Take the figures for December, when we all shivered through sub-zero temperatures and wholesale electricity prices surged. Peak demand for the UK on 20 December was just over 60,000 megawatts. Maximum capacity for wind turbines throughout the UK is 5,891 megawatts, almost ten per cent of that peak demand figure.
Yet on December 20, because winds were light or non-existent, wind energy contributed a paltry 140 megawatts. Despite billions of pounds in investment and subsidies, Britain’s wind-turbine fleet was producing a feeble 2.43 per cent of its own capacity – and little more than 0.2 per cent of the nation’s electricity in the coldest month since records began.
The problems with the intermittency of wind energy are well known. A new network of cables linking ten countries around the North Sea is being suggested to smooth supply and take advantage of 140 gigawatts of offshore wind power. No one knows for sure how much this network will cost, although a figure of £25 billion has been mooted.
The government has also realised that when wind nears its target of 30 per cent, power companies will need more back-up to fill the gap when the wind doesn’t blow. Britain’s total capacity will need to rise from 76 gigawatts up to 120 gigawatts. That overcapacity will need another £50 billion and drive down prices when the wind’s blowing. Power companies are anxious about getting a decent price. Once again, consumers will pay.
Wind power’s uncertainties don’t end with intermittency. There is huge controversy about how much energy a wind farm will produce. Many developers claim their installations will achieve 30 per cent of their maximum output over the course of a year. More sober energy analysts suggest 26 per cent. But even that figure is starting to look generous. In December, the average figure was less than 21 per cent. In the year between October 2009 and September 2010, the average was 23.6 per cent, still nowhere near industry claims.
Then there’s the thorny question of how many homes new installations can power. According to wind farm developers like Scottish and Southern Electricity, a house uses 3.3MWh in a year. Lobby group RenewablesUK – formerly the British Wind Energy Association – gives a figure of 4.7MWh. In the Highlands electricity usage is even higher.
Last year, a report from the Royal Academy of Engineering warned that transforming our energy supply to produce a low-carbon economy would require the biggest investment and social change seen in peacetime. And yet Professor Sue Ion, who led the report, warned, ‘We are nowhere near having a plan.’
So, against the backdrop of environmental catastrophe in China and these less than attractive calculations, could the billions being thrown at wind farms be better spent? Undoubtedly, says John Constable.
‘The government is betting the farm on the throw of a die. What’s happening now is simply reckless.’
NUCLEAR, COAL, SOLAR, HYDRO, WIND: HOW THE ENERGY OPTIONS STACK UP

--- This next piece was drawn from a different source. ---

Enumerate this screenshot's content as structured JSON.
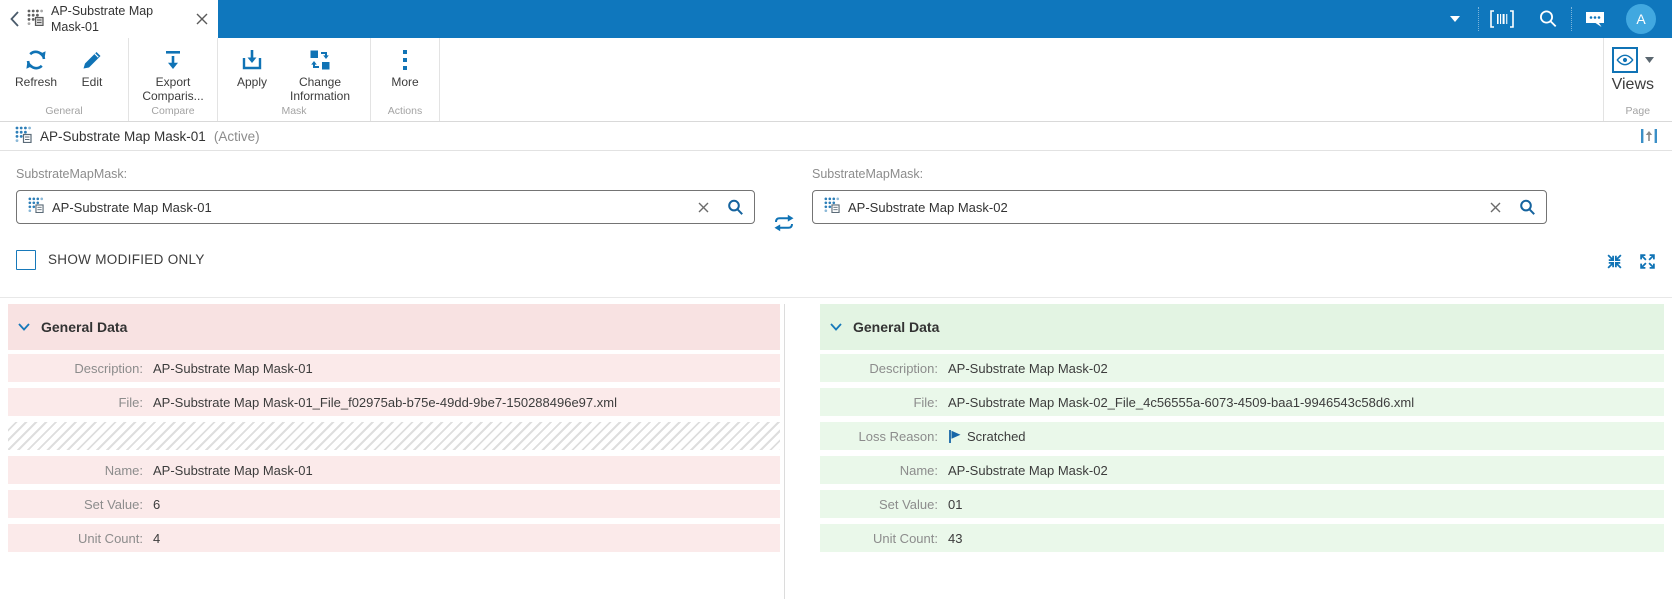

The British energy market is a hugely complicated and ever-changing landscape. We rely on a number of different sources for our energy - some more efficient than others, some more polluting than others.
Here, you can see how much energy each type contributes, how much they are predicted to contribute in 2020, how much carbon dioxide they generate and how efficient they are.
Renewable energy sources receive varying subsidies - which are added to our energy bills - as a result of the government's Renewables Obligation, whereas 'traditional' sources do not.
Critically, government cost figures do not include subsidies, whereas our measure shows precisely how much money a power station receives for each megawatt-hour (MWh) it produces, which includes the price paid for the energy by the supplier and any applicable subsidy. This is an instant measure of an energy supply's cost-efficiency; the lower the figure, the less that energy costs to produce.
Note: figures relate to UK energy production. Approximately seven per cent of our electricity comes from imports or other sources